Cayenne, the all-day dining restaurant at Mercure Hyderabad KCP has flown in Chef Nihal Senanayake from Galle (Jetwing Lighthouse Hotel & Spa) to offer the ‘City of Pearls’ a taste of the cuisine of the ‘Pearl of the Indian Ocean’. The weeklong Sri Lankan Food Festival is a part of the dinner buffet, which will feature over a dozen delicacies from our neighbouring island.
Sri Lankan cuisine is somewhat similar to South Indian cuisine and shares several dishes with Tamil cuisine. However, the island has been influenced by multiple cultures over the years and has developed its own distinctive flavour. I was invited to a tasting and interaction session on Saturday. Here’s a glimpse of what was on offer.
Among the appetizers, the Goraka and black pepper marinated Tuna Fish balls were nothing short of spectacular. However, if fish isn’t your thing, you’d be left disappointed by the selection of the vegetarian appetizer – the humdrum Daal Vada. One of the most well-known and distinctive features of Sri Lankan cuisine is their refreshing and vibrant Sambol. The menu for the night featured Pol Sambol, Green Mango and Chicken Sambol, Fried Bitter Gourd, and Snake Gourd Sambol. The Pol Sambol that’s a mix of desecrated coconut, onions, chillies, and lemon is perhaps the most well known of the Sambols, and it didn’t disappoint. However, the Green Mango and Chicken Sambol, which was somewhat similar to a Raw Mango Thai Salad prepared without chillies, was my favourite. I was a tad disappointed to not see any Fish Sambol on her menu. The taste of Fish Sambol that I ate in a BnB at Yala during my Sri Lanka trip is still my most vivid memory of island’s cuisine.

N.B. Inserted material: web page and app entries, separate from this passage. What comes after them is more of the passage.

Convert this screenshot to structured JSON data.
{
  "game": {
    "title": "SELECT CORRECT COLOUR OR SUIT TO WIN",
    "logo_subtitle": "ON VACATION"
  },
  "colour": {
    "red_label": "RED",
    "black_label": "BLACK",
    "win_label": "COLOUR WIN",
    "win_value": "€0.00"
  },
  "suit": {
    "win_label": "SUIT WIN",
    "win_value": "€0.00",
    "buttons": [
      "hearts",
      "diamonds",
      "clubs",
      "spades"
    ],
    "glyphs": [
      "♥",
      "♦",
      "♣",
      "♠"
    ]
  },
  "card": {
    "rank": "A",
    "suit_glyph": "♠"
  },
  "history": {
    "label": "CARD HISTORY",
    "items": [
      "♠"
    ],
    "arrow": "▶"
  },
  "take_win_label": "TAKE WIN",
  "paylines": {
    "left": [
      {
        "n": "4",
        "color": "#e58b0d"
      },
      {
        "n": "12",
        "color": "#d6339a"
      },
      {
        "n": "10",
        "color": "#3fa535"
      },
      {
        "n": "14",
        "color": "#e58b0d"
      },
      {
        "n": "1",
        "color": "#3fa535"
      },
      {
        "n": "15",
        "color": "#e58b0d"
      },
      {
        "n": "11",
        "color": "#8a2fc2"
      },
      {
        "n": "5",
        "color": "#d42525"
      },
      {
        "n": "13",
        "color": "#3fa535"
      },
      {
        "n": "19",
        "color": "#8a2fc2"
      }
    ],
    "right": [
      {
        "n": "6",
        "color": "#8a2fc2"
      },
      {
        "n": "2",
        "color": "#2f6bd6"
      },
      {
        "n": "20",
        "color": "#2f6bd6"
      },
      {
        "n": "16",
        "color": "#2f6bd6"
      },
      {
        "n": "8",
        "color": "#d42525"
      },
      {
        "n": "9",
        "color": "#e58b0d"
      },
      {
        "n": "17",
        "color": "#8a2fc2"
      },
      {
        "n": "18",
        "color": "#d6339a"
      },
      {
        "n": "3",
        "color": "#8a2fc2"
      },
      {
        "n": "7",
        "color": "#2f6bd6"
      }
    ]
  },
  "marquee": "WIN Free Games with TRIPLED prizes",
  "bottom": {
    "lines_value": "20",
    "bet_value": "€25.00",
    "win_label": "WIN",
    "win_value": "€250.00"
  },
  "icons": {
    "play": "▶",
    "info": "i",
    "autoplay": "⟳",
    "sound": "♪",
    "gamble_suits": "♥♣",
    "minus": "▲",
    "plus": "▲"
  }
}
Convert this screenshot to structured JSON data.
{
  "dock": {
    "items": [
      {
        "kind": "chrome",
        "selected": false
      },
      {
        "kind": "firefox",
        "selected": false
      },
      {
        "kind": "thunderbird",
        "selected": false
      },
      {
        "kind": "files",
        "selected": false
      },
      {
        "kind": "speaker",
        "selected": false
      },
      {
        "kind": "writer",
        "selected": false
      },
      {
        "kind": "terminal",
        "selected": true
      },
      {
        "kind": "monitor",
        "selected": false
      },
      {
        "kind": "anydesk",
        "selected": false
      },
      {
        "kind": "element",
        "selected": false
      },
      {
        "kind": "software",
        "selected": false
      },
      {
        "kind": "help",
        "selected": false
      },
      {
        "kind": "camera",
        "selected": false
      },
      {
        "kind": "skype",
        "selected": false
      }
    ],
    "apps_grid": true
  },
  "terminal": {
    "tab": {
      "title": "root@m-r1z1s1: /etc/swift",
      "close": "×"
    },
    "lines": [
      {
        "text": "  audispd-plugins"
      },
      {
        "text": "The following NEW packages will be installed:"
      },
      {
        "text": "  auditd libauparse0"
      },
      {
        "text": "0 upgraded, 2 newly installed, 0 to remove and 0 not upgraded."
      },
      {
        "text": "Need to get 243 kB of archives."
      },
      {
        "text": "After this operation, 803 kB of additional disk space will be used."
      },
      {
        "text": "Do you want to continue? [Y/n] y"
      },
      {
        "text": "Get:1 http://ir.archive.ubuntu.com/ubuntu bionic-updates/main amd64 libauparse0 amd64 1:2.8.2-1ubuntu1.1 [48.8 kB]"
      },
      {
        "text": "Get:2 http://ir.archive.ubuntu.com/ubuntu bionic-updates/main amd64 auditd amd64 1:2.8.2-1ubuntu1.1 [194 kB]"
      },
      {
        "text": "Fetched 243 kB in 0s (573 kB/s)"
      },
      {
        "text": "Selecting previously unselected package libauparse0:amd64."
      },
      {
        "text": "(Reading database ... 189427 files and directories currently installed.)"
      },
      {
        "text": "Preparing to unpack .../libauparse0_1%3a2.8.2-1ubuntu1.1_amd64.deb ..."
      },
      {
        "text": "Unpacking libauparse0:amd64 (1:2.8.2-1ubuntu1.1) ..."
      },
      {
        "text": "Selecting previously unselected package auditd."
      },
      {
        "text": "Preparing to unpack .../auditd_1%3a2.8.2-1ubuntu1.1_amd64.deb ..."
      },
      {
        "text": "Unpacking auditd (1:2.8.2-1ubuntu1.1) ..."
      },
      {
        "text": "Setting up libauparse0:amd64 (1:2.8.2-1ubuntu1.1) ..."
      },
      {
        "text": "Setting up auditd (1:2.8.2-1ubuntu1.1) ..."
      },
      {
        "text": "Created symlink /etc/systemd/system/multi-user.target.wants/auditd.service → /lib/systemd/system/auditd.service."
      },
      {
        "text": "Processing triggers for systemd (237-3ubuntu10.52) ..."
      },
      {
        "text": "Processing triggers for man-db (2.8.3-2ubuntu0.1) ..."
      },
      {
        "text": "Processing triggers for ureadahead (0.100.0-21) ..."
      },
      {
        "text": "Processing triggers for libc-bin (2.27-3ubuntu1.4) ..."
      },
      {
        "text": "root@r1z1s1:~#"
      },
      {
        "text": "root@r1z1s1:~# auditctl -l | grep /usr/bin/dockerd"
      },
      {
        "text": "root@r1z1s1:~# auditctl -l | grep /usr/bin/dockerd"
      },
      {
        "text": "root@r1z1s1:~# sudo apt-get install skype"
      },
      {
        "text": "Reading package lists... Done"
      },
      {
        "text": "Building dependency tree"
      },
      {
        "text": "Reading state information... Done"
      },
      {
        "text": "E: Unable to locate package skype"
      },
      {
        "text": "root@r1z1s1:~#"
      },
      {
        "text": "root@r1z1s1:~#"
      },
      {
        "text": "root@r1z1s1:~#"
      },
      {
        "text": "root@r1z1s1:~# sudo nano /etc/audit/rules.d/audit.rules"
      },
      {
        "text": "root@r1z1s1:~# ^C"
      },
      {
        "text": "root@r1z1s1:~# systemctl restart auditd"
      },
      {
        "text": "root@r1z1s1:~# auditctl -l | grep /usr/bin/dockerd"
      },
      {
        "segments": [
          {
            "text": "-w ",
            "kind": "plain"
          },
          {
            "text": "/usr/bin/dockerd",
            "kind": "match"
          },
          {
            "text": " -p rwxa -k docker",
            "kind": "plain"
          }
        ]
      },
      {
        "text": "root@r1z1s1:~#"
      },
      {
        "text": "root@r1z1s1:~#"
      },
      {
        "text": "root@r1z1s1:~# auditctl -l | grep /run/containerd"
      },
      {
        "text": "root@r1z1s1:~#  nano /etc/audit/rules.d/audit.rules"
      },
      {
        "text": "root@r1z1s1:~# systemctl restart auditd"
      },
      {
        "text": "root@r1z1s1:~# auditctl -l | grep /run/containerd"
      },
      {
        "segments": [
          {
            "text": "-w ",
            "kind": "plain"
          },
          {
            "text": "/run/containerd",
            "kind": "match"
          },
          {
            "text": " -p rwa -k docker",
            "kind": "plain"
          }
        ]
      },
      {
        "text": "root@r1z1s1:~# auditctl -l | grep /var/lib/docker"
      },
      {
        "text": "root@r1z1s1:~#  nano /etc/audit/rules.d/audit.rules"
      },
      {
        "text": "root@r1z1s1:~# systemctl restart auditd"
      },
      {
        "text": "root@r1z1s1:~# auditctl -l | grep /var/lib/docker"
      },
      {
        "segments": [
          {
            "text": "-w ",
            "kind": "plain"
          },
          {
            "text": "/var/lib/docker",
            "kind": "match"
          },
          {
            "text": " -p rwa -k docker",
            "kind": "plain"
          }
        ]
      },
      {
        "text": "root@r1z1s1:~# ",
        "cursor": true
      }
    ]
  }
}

The main course featured Kottu Parota, Red Rice, and Mutton Tawa Pulao. I’m not a big fan of Biryanis or Pulaos at buffet restaurants, but Cayenne managed to surprise me. The Pulao had robust flavours that reminded me of the Chettinad Biryani. Sides included Fish Curry, Sweet potato mustard curry, Pork Black Curry, and Chicken Thel Vinakari. The Black Curry features all the distinctive elements of Sri Lankan cuisine – from pepper and cinnamon to coconut milk. The gravy was delicious, but the pork was a tad chewy. I finished off my meal with an excellent platter of assorted Sri Lankan sweets including Milk Toffee, Jaggery Pudding, and Kalu Dodol.
The Sri Lankan food festival offers a rare opportunity to experience the subtleties of the cuisine of Sri Lanka without having to hop on a flight. The buffet is priced at Rs. 1499 (plus taxes), but is available for Rs. 1299 (plus taxes) for Accor members. The inclusion of unlimited liquor (IMFL, Beer, and Cocktails) in the package makes this a pretty sweet deal. The festival ends on July 21st.